What new projects are you working on?
The one big focus right now is the mass effort and investment in serving a country in terms of vaccine distribution. I had to overnight reprioritize probably about a couple hundred resources dedicated to rapidly scaling our systems and stuff like that.
Is your primary focus on COVID-related projects right now?
That is our priority. But when you look at our key strategic imperatives, it’s pretty amazing to see how McKesson can mobilize to address work in hyperdrive and still execute our key focus areas.
We’re still winning in the market; we’re still growing as expected. I have 18 major programs that before COVID were critical to enabling our business. That includes everything from pricing initiatives to how we enable our oncology practice to provide more capabilities to how we support our medical-surgical business.
How is McKesson preparing to potentially distribute COVID-19 vaccines and supplies needed to administer vaccines once they’re available?
Our technology teams are core to this. The whole supply chain network runs on technology. Vaccines come in packs of thousands and we distribute vaccines very differently today. We had to reconfigure entire warehouse management systems. We had to work with our suppliers, like AT&T, to guarantee that we have the right priority on the government’s FirstNet infrastructure. We had to change our Salesforce platform so our teams can dynamically address inventory and redistribute it appropriately based on where the government needs us to spend it.
Not every vaccine is going to be stored at the same temperature, so there are many considerations around how we track and trace them. Is it cold storage? Is it ambient? Is it below freezing? All those affect what we do with our technology.
We’re scaling platforms that typically take six to 10 months in days and weeks right now. It’s a pretty significant effort, but it’s our number one effort at the company.
Do you have any plans to hire new tech or innovation roles?
Dallas has a huge talent pool. It’s been great to be able to look at not only the universities but innovation and the broader tech talent in the city. It’s been a huge advantage in terms of hiring talent for IT. An area we are making an investment in is building our core cybersecurity operations here in Dallas.
We’ve got a number of positions that we want to hire for here cybersecurity, infrastructure, cloud capabilities, automation, integration, and design thinking.
What innovations in the healthcare industry are you most excited about going into 2021?
For years, the healthcare industry has talked about shifting into more digital channels to optimize the industry.

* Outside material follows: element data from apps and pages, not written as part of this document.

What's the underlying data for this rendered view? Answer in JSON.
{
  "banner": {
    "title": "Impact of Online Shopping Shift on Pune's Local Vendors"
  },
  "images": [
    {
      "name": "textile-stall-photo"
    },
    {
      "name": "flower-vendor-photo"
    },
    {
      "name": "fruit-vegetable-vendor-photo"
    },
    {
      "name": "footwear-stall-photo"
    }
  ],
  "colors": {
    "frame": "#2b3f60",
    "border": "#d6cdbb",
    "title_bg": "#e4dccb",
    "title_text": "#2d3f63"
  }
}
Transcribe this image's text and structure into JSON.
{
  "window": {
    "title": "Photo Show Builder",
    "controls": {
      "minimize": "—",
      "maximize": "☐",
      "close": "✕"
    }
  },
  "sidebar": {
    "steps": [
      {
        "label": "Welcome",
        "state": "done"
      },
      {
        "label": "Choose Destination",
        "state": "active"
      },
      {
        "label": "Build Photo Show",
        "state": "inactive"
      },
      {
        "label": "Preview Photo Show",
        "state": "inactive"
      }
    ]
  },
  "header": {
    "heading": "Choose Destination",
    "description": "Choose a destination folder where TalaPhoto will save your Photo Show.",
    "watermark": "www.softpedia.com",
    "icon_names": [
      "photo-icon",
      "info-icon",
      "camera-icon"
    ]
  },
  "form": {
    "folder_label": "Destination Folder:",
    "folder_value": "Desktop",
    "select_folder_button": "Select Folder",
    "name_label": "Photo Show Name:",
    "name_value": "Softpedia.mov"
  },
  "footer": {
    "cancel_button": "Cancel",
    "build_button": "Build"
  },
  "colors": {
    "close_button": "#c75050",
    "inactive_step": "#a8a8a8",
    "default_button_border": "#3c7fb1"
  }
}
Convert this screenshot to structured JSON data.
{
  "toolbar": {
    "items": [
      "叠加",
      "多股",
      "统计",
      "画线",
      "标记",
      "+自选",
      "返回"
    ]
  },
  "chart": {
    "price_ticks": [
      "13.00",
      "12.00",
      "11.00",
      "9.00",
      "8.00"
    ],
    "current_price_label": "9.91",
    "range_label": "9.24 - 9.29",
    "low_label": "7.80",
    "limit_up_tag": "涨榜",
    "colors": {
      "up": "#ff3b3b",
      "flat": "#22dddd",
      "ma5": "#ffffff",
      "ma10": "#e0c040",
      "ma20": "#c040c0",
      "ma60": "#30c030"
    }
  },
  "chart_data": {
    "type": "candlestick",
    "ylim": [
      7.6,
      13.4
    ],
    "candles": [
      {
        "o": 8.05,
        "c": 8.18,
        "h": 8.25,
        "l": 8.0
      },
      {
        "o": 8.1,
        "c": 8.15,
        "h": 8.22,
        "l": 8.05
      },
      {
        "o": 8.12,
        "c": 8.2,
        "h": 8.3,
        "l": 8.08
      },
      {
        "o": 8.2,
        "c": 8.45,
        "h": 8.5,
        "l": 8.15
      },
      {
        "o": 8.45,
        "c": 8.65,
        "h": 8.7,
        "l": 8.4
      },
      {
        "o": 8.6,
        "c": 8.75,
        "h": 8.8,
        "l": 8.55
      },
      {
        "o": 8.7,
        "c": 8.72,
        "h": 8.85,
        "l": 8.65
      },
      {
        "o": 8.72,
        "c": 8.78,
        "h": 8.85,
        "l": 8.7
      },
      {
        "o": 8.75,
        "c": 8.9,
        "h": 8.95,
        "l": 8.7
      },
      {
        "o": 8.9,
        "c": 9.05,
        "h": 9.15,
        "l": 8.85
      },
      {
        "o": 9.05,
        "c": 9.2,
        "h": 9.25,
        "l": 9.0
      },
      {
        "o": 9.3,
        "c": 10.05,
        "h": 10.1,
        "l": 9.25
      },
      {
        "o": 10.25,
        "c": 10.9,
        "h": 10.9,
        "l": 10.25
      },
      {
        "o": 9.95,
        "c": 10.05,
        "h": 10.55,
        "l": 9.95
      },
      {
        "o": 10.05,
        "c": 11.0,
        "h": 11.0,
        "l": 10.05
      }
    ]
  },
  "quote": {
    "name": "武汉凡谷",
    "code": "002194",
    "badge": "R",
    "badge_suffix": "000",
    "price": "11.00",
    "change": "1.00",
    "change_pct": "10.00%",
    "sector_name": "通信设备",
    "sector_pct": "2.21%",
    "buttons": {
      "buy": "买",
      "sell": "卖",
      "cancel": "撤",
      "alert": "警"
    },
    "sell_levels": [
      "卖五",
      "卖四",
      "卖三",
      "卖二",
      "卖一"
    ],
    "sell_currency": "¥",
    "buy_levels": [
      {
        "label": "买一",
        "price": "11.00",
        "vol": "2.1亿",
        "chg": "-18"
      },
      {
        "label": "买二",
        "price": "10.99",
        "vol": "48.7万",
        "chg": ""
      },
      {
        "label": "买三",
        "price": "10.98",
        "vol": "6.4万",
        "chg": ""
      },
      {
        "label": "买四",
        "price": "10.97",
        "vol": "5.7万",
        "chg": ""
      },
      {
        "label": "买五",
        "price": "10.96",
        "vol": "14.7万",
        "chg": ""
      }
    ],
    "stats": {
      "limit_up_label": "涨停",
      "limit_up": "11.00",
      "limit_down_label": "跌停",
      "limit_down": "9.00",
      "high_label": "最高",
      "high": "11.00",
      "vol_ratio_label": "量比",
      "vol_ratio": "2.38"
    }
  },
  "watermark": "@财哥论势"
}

What COVID allowed us to do is force different areas that typically would be more resistant to technology.
A lot of the services of healthcare—everything from pharmaceuticals to patient visits—are being rethought in terms of digital channels. The combination of mobile devices, Zoom calls, and telehealth is changing the experience for the patient. But we have to be mindful of equitable options.
When you think about digital, you have communities that equally need these services, but they may not have the infrastructure, or a patient may not have access to the resources. There are a lot of great things that I’m excited about. If we do them the right way, they should broaden our ability to more easily access our patients and just make their lives better.
I think that’s the silver lining is that this is going to change and drive digital and an inherent level of efficiency that’s going to be a good thing after COVID.
The interview has been edited for brevity and clarity. A version of this story first published in the Fall 2020 edition of the Dallas-Fort Worth Real Estate Review.
Read the digital edition of Dallas Innovates’ sister publication, the Real Estate Review, on Issuu.
The Dallas-Fort Worth Real Estate Review is published quarterly.
Sign up for the digital alert here.
Get on the list.
Dallas Innovates, every day.
Sign up to keep your eye on what’s new and next in Dallas-Fort Worth, every day.